At a recent Sunday morning service at his church in Los Angeles, Jason Collins swayed along with his fellow congregants to the gospel rock ballads being performed on stage. The church is a remarkably happy place, with a rustic chic design and Arcade Fire playing before the service out on the lawn, right near the coffee bar. It’s an urban believer’s paradise, and Collins appeared right at home.
Collins was going on his 10th month of basketball unemployment. He didn't receive a training camp invite, and as opening night came and went, then the Jan. 10 date when rosters rid themselves of some guaranteed contracts, the reality began to set in that he might not suit up again in the NBA.
The positive response of a handful of superstars and head coaches back in April, which seem like eons ago now, didn't change the fact that the league’s median opinion on Collins’ sexuality was still suspicious. Over the past decade, league executives have innovated many facets of their decision making, but they’re still conservative men at heart in their steadfast desire to maintain their careers. These days, few are really interested in being Walter O’Malley or Branch Rickey.
From the exterior, this was a cruel event, but for Collins it was something else entirely. He took refuge in his workouts each morning, and maintained an in-season regimen of conditioning and nutrition. But far more than that, he built a life for himself. Coming out isn't just a personal proclamation. It’s the moment you start to sculpt an identity as a gay person. In many respects, it’s Year Zero -- and for Collins, Zero was shaping up as an awesome year.
He met the world, established new friendships in different social communities around the country, and started dating. Barack and Michelle Obama reached out and pretty soon, Collins found himself at the State of the Union. From the White House to grassroots organizations, people were honoring Collins for his courage, and that's about as validating as an experience can get as a human being.
Though watching the league from afar wasn’t without frustration, Collins was loving life. As the service ended and the worshipers filed to the exits, Collins greeted a slew of people. The support was clearly both humbling and energizing. Out on the street, Collins caught up with a few friends. He was off to Washington on Monday as a guest at a state dinner for French President Francois Hollande and needed to run some errands before the trip east.
Collins will now board a plane with the Brooklyn Nets to join their drive toward the 2014 postseason. The opportunity comes 10 months after his last one, but the hiatus also unintentionally provided him time necessary to build confidence as an openly gay man, which should only help ease his transition back into life as a professional basketball player. Because no matter how warm the love, life during those first few months out of the closet can be dizzying. Your personal growth spurt occurs at warp speed, and that’s especially true if you’re an American symbol. Through it all, you build up stamina and a sense of self -- the kind of strength a person needs if he encounters conflict, skepticism or abuse.

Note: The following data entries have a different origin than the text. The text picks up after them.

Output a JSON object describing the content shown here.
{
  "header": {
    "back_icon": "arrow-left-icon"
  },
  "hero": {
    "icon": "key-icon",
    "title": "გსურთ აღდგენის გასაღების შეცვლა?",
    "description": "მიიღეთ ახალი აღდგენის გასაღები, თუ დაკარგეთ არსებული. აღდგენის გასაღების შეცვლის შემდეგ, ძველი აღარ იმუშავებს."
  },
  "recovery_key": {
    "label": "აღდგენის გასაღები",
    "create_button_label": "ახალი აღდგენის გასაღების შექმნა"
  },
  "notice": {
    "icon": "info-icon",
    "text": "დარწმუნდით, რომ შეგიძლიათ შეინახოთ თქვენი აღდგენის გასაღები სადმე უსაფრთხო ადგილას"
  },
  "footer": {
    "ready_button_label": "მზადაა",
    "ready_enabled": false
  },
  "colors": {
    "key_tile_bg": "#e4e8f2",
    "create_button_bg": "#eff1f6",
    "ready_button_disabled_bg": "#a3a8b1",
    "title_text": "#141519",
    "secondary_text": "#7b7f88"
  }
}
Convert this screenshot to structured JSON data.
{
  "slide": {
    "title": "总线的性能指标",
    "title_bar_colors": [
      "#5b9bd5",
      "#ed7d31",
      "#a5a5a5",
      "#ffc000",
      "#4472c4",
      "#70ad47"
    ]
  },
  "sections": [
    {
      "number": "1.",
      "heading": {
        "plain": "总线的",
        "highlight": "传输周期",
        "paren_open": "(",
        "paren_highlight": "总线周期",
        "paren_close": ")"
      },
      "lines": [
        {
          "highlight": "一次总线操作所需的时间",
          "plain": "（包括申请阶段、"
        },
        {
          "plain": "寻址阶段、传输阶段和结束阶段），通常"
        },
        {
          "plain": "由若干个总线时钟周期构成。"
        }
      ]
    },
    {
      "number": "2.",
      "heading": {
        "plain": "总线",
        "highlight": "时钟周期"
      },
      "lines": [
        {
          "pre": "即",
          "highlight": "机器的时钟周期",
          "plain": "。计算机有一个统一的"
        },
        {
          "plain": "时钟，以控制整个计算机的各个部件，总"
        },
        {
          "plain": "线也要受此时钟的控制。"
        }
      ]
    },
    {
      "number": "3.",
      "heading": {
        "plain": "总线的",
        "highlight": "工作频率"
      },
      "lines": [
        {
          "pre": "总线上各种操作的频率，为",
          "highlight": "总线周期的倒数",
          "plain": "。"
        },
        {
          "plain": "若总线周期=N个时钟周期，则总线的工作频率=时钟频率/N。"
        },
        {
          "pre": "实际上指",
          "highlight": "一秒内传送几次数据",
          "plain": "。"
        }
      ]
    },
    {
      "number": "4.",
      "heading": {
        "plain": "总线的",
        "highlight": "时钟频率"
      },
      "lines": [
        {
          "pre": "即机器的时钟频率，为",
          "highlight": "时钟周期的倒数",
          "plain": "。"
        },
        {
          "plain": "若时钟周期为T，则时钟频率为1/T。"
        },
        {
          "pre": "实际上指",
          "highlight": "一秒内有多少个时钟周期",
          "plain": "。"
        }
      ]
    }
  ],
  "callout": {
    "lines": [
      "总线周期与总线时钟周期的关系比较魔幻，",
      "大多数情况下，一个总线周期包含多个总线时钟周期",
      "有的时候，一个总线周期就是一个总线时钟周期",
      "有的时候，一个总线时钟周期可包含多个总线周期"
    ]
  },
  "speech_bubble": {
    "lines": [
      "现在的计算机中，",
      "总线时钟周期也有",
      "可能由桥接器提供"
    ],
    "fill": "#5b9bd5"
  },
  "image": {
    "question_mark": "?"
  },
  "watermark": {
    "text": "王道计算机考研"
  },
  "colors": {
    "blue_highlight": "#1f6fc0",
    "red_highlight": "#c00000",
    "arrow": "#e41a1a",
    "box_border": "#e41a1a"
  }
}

Collins’ identity and confidence will come in handy because the spotlight is about to turn even brighter. He’ll be moving to a perfect market for his endeavor, but New York is also a media circus. Those executives who cited the media glare as a legitimate deterrent were misguided, but they weren't incorrect about its existence. Collins’ integration into the league will probably be somewhat disruptive. There will likely be awkward and obtrusive moments for some of his teammates. More and more pro athletes are ready to accept a gay teammate, but not every 24-year-old NBA player has the confidence, vocabulary or cultural sensibility to speak confidently about homosexuality.
Collins’ identity and confidence will come in handy because the spotlight is about to turn even brighter.
The morning after Joakim Noah yelled, “F--- you, f----t” at a fan in Miami during the 2011 Eastern Conference finals, the Bulls held their media availability at the team’s hotel. The big names on the roster were each surrounded by a scrum, and Noah's epithet was a hot topic. Luol Deng was asked his impression, and the vet nervously tiptoed through his response as if he was navigating a minefield. Here was a young guy who’d seen a lot in life. He’d crossed cultures, defied probabilities, been under the microscope of one of the nation’s highest-profile college programs and spent his career in a top-three media market. But “f----t,” gays in the locker room and homosexuality in general were entirely different matters.
Three years later, the Nets figure to be a lot more comfortable. Paul Pierce is a former teammate of Collins and was his most vocal supporter in the league on April 29, when Collins came out. Kevin Garnett can be unpredictable, but his obsessive devotion to team chemistry will appeal to his better nature. Jason Kidd, yet another former teammate, was a catalyst in the decision to bring the 35-year-old Collins in. With those three men facilitating the assimilation process in Brooklyn, the rest of the roster should fall in line.
It’s been a rough couple of seasons for the Nets, and despite their recent surge in the Eastern Conference standings, they haven’t done much right since Barclays Center opened. But today, they're the league leaders. In the NBA market most vulnerable to media distractions, they dismissed the media distraction canard. Instead, they’re embracing the idea that change doesn't come without disruption, and that tests of character are worth confronting.
Collins has already passed that test, and as commendable as his announcement was last spring, watching him handle the situation with grace, cultivate a life and identity, maintain his conditioning and serve as an ambassador has been affirming.
Now he gets to compete, which is the whole point.